How do you you usually order your eggs? 9 times out of 10, I go with “over easy” or “over medium”. It’s almost always a pretty safe bet that the eggs will be fried with a runny yolk, but still fully cooked whites. Every once in a while, I’ll opt for scrambled eggs if they are part of another dish, like a burrito or a “scramble” (imagine that!). And I will almost always pick a nice, silky poached egg to top a benedict or some really good corned beef hash.
But imagine sitting in your neighborhood diner, and your server asking “How do you want your eggs?”, and you respond ….”basted”.
Unfortunately, I have a feeling that a lot of servers wouldn’t have a clue what that means. But actually, I’ve discovered that basting is a pretty popular method of cooking eggs, and is preferred by a lot of folks. Now, honestly I’ve only had basted eggs a handful of times, but really, I enjoyed them just as much as any other way to cook them. Basting eggs generally means to simply liquid or steam cook an egg thoroughly (whites and yolk) without having to flip it. Many restaurants have started offering basted eggs as an alternative to flip-fried and poached eggs, because they’re relatively delicate, easier and quicker to cook, and they are aesthetically pleasing in a beautiful breakfast plate presentation.
So, I thought I’d show you guys the two most popular ways to cook basted eggs. First up is the “glass lid” method…
Start by cracking your egg into a small, lightly greased (or you can just use cooking spray like I do) skillet over medium heat.
Now for this method, I take one half of the cracked egg shell and fill it with about a tablespoon of water. Add the water directly into the skillet with the egg. This will help produce the steam you’re going to need to cook your egg.

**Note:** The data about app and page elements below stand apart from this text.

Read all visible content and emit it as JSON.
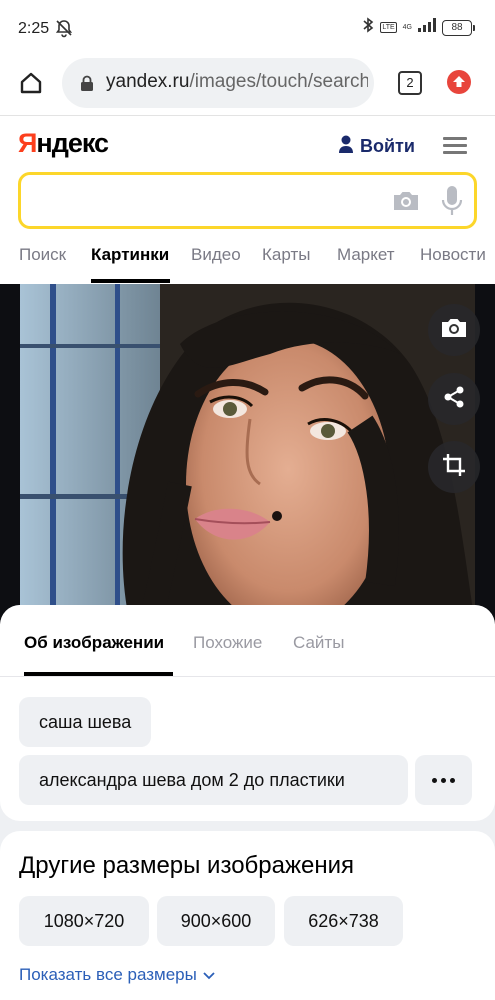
{
  "status_bar": {
    "time": "2:25",
    "lte": "LTE",
    "network": "4G",
    "battery": "88"
  },
  "browser": {
    "url_domain": "yandex.ru",
    "url_path": "/images/touch/search",
    "tab_count": "2"
  },
  "header": {
    "logo_first": "Я",
    "logo_rest": "ндекс",
    "login_label": "Войти"
  },
  "search": {
    "value": ""
  },
  "service_tabs": [
    "Поиск",
    "Картинки",
    "Видео",
    "Карты",
    "Маркет",
    "Новости"
  ],
  "service_tab_active": "Картинки",
  "info_tabs": [
    "Об изображении",
    "Похожие",
    "Сайты"
  ],
  "info_tab_active": "Об изображении",
  "tags": [
    "саша шева",
    "александра шева дом 2 до пластики"
  ],
  "sizes": {
    "title": "Другие размеры изображения",
    "items": [
      "1080×720",
      "900×600",
      "626×738"
    ],
    "show_all": "Показать все размеры"
  },
  "colors": {
    "accent_yellow": "#fcd62a",
    "logo_red": "#fc3f1d",
    "link_blue": "#2b5fb8",
    "login_navy": "#1a2a6b"
  },
  "icons": [
    "home-icon",
    "lock-icon",
    "update-icon",
    "user-icon",
    "menu-icon",
    "camera-icon",
    "mic-icon",
    "share-icon",
    "crop-icon",
    "more-icon",
    "chevron-down-icon"
  ]
}
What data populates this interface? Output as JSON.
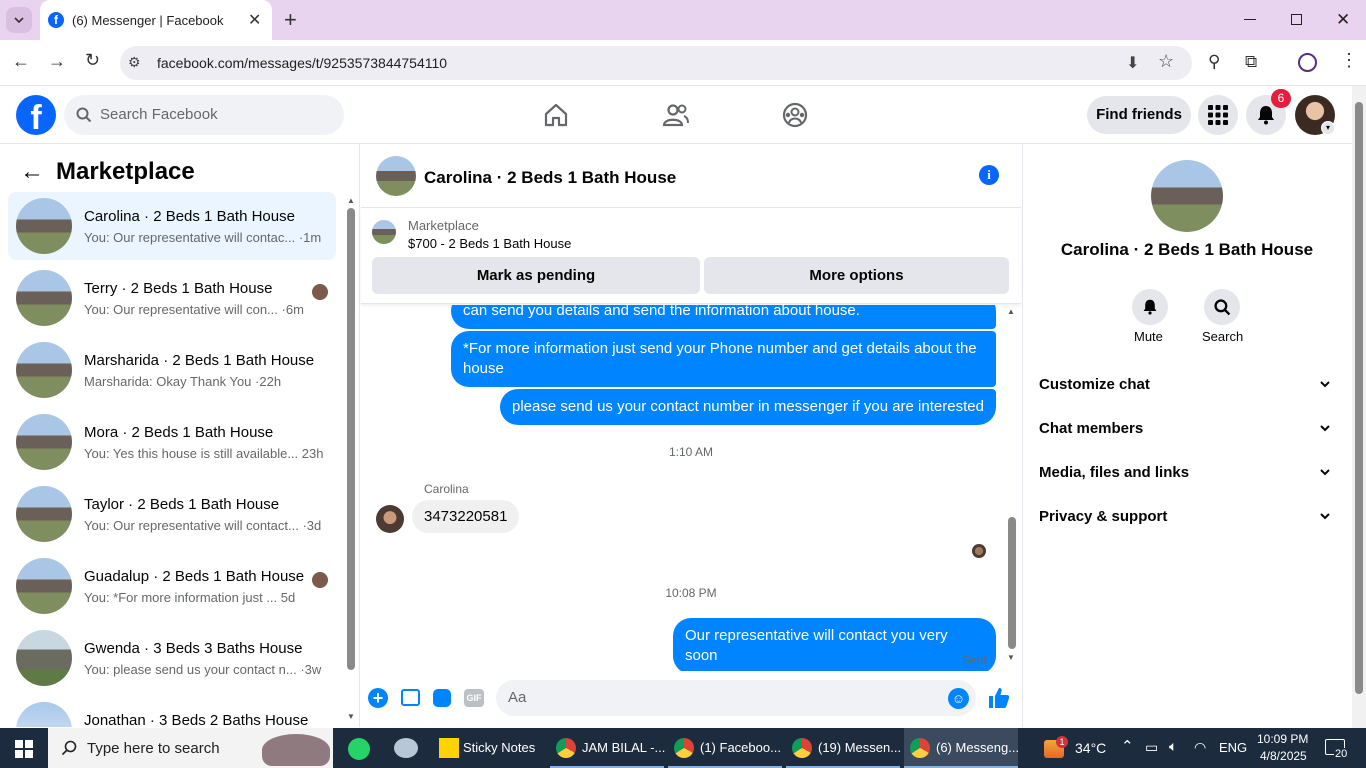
{
  "browser": {
    "tab_title": "(6) Messenger | Facebook",
    "url": "facebook.com/messages/t/9253573844754110"
  },
  "header": {
    "search_placeholder": "Search Facebook",
    "find_friends": "Find friends",
    "notification_count": "6"
  },
  "sidebar": {
    "title": "Marketplace",
    "conversations": [
      {
        "title": "Carolina · 2 Beds 1 Bath House",
        "preview": "You: Our representative will contac... ·1m"
      },
      {
        "title": "Terry · 2 Beds 1 Bath House",
        "preview": "You: Our representative will con... ·6m"
      },
      {
        "title": "Marsharida · 2 Beds 1 Bath House",
        "preview": "Marsharida: Okay Thank You ·22h"
      },
      {
        "title": "Mora · 2 Beds 1 Bath House",
        "preview": "You: Yes this house is still available... 23h"
      },
      {
        "title": "Taylor · 2 Beds 1 Bath House",
        "preview": "You: Our representative will contact... ·3d"
      },
      {
        "title": "Guadalup · 2 Beds 1 Bath House",
        "preview": "You: *For more information just ... 5d"
      },
      {
        "title": "Gwenda · 3 Beds 3 Baths House",
        "preview": "You: please send us your contact n... ·3w"
      },
      {
        "title": "Jonathan · 3 Beds 2 Baths House",
        "preview": ""
      }
    ]
  },
  "chat": {
    "title": "Carolina · 2 Beds 1 Bath House",
    "listing_source": "Marketplace",
    "listing_price": "$700 - 2 Beds 1 Bath House",
    "mark_pending": "Mark as pending",
    "more_options": "More options",
    "messages": {
      "m1": "can send you details and send the information about house.",
      "m2": "*For more information just send your Phone number and  get details about the house",
      "m3": "please  send us your contact number in messenger if you are interested",
      "ts1": "1:10 AM",
      "sender": "Carolina",
      "m4": "3473220581",
      "ts2": "10:08 PM",
      "m5": "Our representative will contact you very soon",
      "status": "Sent"
    },
    "composer_placeholder": "Aa"
  },
  "details": {
    "name": "Carolina · 2 Beds 1 Bath House",
    "mute": "Mute",
    "search": "Search",
    "sections": [
      "Customize chat",
      "Chat members",
      "Media, files and links",
      "Privacy & support"
    ]
  },
  "taskbar": {
    "search_placeholder": "Type here to search",
    "apps": [
      "Sticky Notes",
      "JAM BILAL -...",
      "(1) Faceboo...",
      "(19) Messen...",
      "(6) Messeng..."
    ],
    "weather": "34°C",
    "weather_badge": "1",
    "lang": "ENG",
    "time": "10:09 PM",
    "date": "4/8/2025",
    "notif_count": "20"
  },
  "colors": {
    "accent": "#0084ff",
    "fb_blue": "#0866ff",
    "taskbar": "#1c2b3d"
  }
}
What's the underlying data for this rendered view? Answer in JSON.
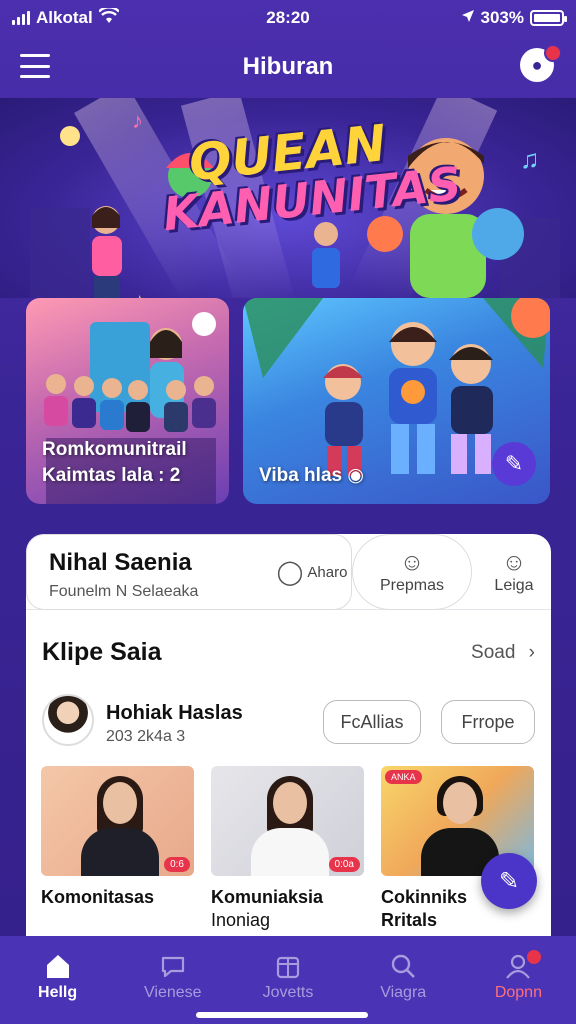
{
  "status": {
    "carrier": "Alkotal",
    "time": "28:20",
    "battery": "303%"
  },
  "header": {
    "title": "Hiburan"
  },
  "hero": {
    "line1": "QUEAN",
    "line2": "KANUNITAS"
  },
  "features": [
    {
      "label_line1": "Romkomunitrail",
      "label_line2": "Kaimtas lala : 2"
    },
    {
      "label_line1": "Viba hlas",
      "label_line2": ""
    }
  ],
  "tabs": {
    "main_title": "Nihal Saenia",
    "main_subtitle": "Founelm  N Selaeaka",
    "t1": "Aharo",
    "t2": "Prepmas",
    "t3": "Leiga"
  },
  "section": {
    "title": "Klipe Saia",
    "see_all": "Soad"
  },
  "profile": {
    "name": "Hohiak Haslas",
    "meta": "203  2k4a 3",
    "btn1": "FcAllias",
    "btn2": "Frrope"
  },
  "thumbs": [
    {
      "caption_line1": "Komonitasas",
      "caption_line2": "",
      "tag": "0:6"
    },
    {
      "caption_line1": "Komuniaksia",
      "caption_line2": "Inoniag",
      "tag": "0:0a"
    },
    {
      "caption_line1": "Cokinniks",
      "caption_line2": "Rritals",
      "tag": "ANKA"
    }
  ],
  "nav": [
    {
      "label": "Hellg",
      "icon": "home-icon"
    },
    {
      "label": "Vienese",
      "icon": "chat-icon"
    },
    {
      "label": "Jovetts",
      "icon": "calendar-icon"
    },
    {
      "label": "Viagra",
      "icon": "search-icon"
    },
    {
      "label": "Dopnn",
      "icon": "profile-icon"
    }
  ]
}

Cover your skillet with a glass lid so that you can keep an eye on your egg. Yeah, this means watching it through a steamy, cloudy cover, but stop complaining….you’ll love the outcome. Let the egg steam for about a minute and a half to two minutes, or until the yolk has just slightly clouded over and takes on a light pink hue. Cooking it longer could mean an overcooked, hard yolk.
Once clouded over, remove it from the pan and serve immediately. Simply beautiful. The egg white should be firm and your yolk a silky, flowing river of delish!
Alternatively, the second method of basting an egg is to cook it by repeatedly spooning hot oil or butter over the top of the egg. The act of scooping the oil/butter will cook the top of your egg fully, and will eliminate the need to flip it. Here we go…
This time, we’re going to start with a couple of tablespoons of bacon grease, your choice of cooking oil, or a couple pats of butter.
Once the butter melts and the temp is hot, add the egg into the skillet over medium heat.
As soon as the egg hits the skillet, you’ll want to take a spoon and start scooping the fat/oil over the top of the egg repeatedly. The yolk will again start to become cloudy when the egg is cooked. It should only take maybe 90 seconds to cook your egg. Any longer and the edges of the egg white will start to brown and crisp up, and the yolk will harden.
I prefer this method to the glass lid version, because I love the rich, nutty flavor that scooping the butter or bacon grease gives to the whole egg.
So there you go. Now you know what a basted egg is and how to cook them! If you give it a try, let me know how yours turn out!!